Tag Archives: Replication

Master-Master MySQL Replication…that hurts less

If you have ever touched a MySQL slave, you know that they can and do frequently halt. While sync problems can be caused by many things—network outages, schema changes, etc—one of the most common problems in a dual-master setup is primary key collision.

Primary Key Collision

…happens when records are added on two different servers to the same table and get the same AUTO_INCREMENT value. Fortunately, there is a trivially easy way to prevent this from happening.

auto-increment-increment=N

Adding this to your my.cnf or my.ini file will make AUTO_INCREMENT increment by N rather than by 1. N is the number of replicated servers that are masters.

Combine this setting with…

auto-increment-offset=N

…to ensure that each replicated master uses unique AUTO_INCREMENT values. N should match the server-id setting.

With these two settings in place, your primary keys will never collide. Continue reading

Improving INSERT INTO … SELECT Performance

INSERT INTO…SELECT locks the table being read by the SELECT statement due to MySQL 5.0’s statement-based replication. Here’s a great post from the MySQL Performance Blog explaining the problem in detail and what to do about it.

Note: this problem is supposed to be eliminated when using MySQL 5.1 row-based replication.

I thought it would be interesting to see how the Drizzle developers where handling this scenario in their high-performance, high-concurrency remake of the MySQL. Below is an e-mail I got back from Jay Pipes on the subject: Continue reading

Repair a broken MySQL slave

If a MySQL slave encounters an error while replicating commands from the master, the slave will abort.

One way this can happen is if you are using triggers on a table that calls a stored procedure, but the stored procedures are missing on the slave because you forgot to include the –routines option when generating a mysqldump from the master to import to the slave.

So what do you do? First, verify that the slave is indeed encountering errors:

mysql> SHOW SLAVE STATUS \G
*************************** 1. row ***************************
             Slave_IO_State: Waiting for master to send event
                Master_Host: 1.2.3.4
                Master_User: slave_user
                Master_Port: 3306
              Connect_Retry: 60
            Master_Log_File: mysql-bin.001079
        Read_Master_Log_Pos: 269214454
             Relay_Log_File: slave-relay.000130
              Relay_Log_Pos: 100125935
      Relay_Master_Log_File: mysql-bin.001079
           Slave_IO_Running: Yes
          Slave_SQL_Running: No
            Replicate_Do_DB: mydb
        Replicate_Ignore_DB:
         Replicate_Do_Table:
     Replicate_Ignore_Table:
    Replicate_Wild_Do_Table:
Replicate_Wild_Ignore_Table:
                 Last_Errno: 1146
                 Last_Error: Error 'Table 'mydb.taggregate_temp_1212047760' doesn't exist' on query.

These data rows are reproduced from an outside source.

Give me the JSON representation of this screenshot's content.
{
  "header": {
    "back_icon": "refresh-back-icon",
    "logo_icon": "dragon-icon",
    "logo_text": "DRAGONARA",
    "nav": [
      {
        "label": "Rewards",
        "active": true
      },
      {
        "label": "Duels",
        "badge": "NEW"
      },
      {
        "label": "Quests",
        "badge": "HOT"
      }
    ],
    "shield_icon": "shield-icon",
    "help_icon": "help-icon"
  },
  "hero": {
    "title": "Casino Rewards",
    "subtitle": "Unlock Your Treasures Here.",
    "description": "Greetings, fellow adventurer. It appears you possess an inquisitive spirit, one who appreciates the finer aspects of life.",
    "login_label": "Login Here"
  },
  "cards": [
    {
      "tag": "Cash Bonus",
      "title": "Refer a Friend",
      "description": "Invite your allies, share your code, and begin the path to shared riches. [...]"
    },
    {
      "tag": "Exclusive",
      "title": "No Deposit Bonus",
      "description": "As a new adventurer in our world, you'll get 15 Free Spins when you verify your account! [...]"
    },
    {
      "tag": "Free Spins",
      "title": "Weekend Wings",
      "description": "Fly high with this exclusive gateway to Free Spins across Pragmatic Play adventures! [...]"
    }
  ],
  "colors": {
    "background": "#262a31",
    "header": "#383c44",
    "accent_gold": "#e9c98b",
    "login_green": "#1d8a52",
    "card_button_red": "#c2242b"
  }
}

Default database: 'mydb'. 
Query: 'UPDATE thread AS thread,taggregate_temp_1212047760 AS aggregate
        SET thread.views = thread.views + aggregate.views
        WHERE thread.threadid = aggregate.threadid'
               Skip_Counter: 0
        Exec_Master_Log_Pos: 203015142
            Relay_Log_Space: 166325247
            Until_Condition: None
             Until_Log_File:
              Until_Log_Pos: 0
         Master_SSL_Allowed: No
         Master_SSL_CA_File:
         Master_SSL_CA_Path:
            Master_SSL_Cert:
          Master_SSL_Cipher:
             Master_SSL_Key:
      Seconds_Behind_Master: NULL
1 row in set (0.00 sec)

mysql>

If  either Slave_IO_Running or Slave_SQL_Running are ‘No’ then the slave has aborted. Here’s how to fix it:

Stop the slave

mysql> STOP SLAVE;

Resolve the error

Pay attention to the Last_Error field and try to resolve it. If this is a recurring issue you may need to import a fresh dump from the master to bring your slave back into sync. If the situation merits it, you can run the following to have the slave skip the offending SQL query:

mysql> SET GLOBAL SQL_SLAVE_SKIP_COUNTER = 1;

Be careful, though because this could have severe repercussions down the line.

Restart the slave

mysql> START SLAVE;

Verify that the slave is running

mysql> SHOW SLAVE STATUS \G

When Slave_IO_Running and Slave_SQL_Running both are set to ‘Yes’ then you’re good to go. It would probably be a good idea to have some sort of monitor to ensure your slaves are indeed running when you need them to. Perhaps I’ll throw together a quick script to do that…

Thanks to http://www.howtoforge.com/how-to-repair-mysql-replication for this information.